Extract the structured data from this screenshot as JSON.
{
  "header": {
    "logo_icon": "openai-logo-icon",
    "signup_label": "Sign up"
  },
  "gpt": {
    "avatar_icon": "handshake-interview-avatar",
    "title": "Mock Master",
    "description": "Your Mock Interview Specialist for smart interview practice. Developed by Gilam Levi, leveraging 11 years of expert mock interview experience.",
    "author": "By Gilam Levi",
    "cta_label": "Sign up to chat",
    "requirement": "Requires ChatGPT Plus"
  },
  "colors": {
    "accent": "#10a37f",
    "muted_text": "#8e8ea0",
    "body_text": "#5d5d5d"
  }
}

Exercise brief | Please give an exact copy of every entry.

Response area |
Extract the structured data from this screenshot as JSON.
{
  "header": {
    "logo_icon": "openai-logo-icon",
    "signup_label": "Sign up"
  },
  "gpt": {
    "avatar_icon": "handshake-interview-avatar",
    "title": "Mock Master",
    "description": "Your Mock Interview Specialist for smart interview practice. Developed by Gilam Levi, leveraging 11 years of expert mock interview experience.",
    "author": "By Gilam Levi",
    "cta_label": "Sign up to chat",
    "requirement": "Requires ChatGPT Plus"
  },
  "colors": {
    "accent": "#10a37f",
    "muted_text": "#8e8ea0",
    "body_text": "#5d5d5d"
  }
}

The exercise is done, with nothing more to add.